Understanding the role of water in the aggregation of poly(N,N-dimethylaminoethyl methacrylate) in aqueous solution using temperature-dependent near-infrared spectroscopy

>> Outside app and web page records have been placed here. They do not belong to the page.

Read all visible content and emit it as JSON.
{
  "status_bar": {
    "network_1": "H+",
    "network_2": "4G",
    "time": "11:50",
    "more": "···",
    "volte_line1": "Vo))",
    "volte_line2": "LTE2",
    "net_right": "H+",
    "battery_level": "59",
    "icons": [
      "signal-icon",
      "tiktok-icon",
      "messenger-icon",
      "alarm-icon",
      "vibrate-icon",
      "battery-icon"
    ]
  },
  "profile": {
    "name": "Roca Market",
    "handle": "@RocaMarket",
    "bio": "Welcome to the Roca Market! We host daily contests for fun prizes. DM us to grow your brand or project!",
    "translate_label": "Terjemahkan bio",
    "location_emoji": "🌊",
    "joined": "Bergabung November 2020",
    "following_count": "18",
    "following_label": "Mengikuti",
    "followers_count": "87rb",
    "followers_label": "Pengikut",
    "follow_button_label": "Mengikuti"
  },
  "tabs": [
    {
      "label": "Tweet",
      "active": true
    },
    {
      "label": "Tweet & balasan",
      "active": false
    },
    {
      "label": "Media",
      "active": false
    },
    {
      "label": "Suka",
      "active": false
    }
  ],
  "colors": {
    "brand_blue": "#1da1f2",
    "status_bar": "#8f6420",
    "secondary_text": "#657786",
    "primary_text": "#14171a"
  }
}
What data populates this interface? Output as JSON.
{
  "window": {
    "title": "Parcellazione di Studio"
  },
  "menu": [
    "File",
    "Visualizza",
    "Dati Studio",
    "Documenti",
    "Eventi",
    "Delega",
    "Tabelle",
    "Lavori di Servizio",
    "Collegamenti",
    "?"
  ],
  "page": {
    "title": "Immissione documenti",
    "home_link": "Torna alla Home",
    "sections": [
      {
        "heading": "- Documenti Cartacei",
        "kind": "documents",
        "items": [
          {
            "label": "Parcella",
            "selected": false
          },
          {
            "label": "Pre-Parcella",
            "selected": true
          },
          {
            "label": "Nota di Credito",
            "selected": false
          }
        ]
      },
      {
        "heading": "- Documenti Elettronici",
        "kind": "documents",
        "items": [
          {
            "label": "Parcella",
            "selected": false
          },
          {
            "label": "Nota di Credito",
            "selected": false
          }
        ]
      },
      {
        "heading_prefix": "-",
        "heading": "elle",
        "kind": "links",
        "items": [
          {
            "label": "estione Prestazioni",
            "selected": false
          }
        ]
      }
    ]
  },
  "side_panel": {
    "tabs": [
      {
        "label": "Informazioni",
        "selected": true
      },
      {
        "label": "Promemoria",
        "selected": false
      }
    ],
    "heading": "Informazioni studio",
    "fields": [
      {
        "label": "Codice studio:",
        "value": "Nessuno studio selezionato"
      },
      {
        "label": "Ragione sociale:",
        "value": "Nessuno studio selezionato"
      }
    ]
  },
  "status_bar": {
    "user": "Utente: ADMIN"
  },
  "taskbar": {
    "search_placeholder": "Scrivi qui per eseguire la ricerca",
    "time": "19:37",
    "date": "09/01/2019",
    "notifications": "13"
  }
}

For understanding the role of water in the aggregation of polymers, the variation of water structures with the structural change of polymers in the process of aggregation was studied by temperature-dependent near-infrared (NIR) spectroscopy. The NIR spectra of the aqueous poly(N,N-dimethylaminoethyl methacrylate) (PDMAEMA) solutions of different concentrations were measured at different temperatures. The spectral changes of the polymer and water with temperature were analyzed by N-way principal component analysis (NPCA). It was found that, at low concentration, the chains of the polymer tend to form a loose hydrophobic structure below 36 °C and then aggregate into a micelle at a lower critical solution temperature (LCST) of around 39 °C. In the process of the aggregation, the water species with two hydrogen bonds (S2) increases gradually before 36 °C and then a sudden decrease occurs after that temperature. The results clearly indicate that water species S2 plays an important role in the formation of the intermediate, i.e., the loose hydrophobic structure of the polymer chains linked by the two hydrogen bonds of S2 water. When the temperature increases, the dissociation of the hydrogen bonds enables the intermediate to be destroyed to form a micelle structure. For the high concentration solution, however, the spectral information of S2 was not found in the aggregation, suggesting direct formation of the micelle from the dehydrated chains.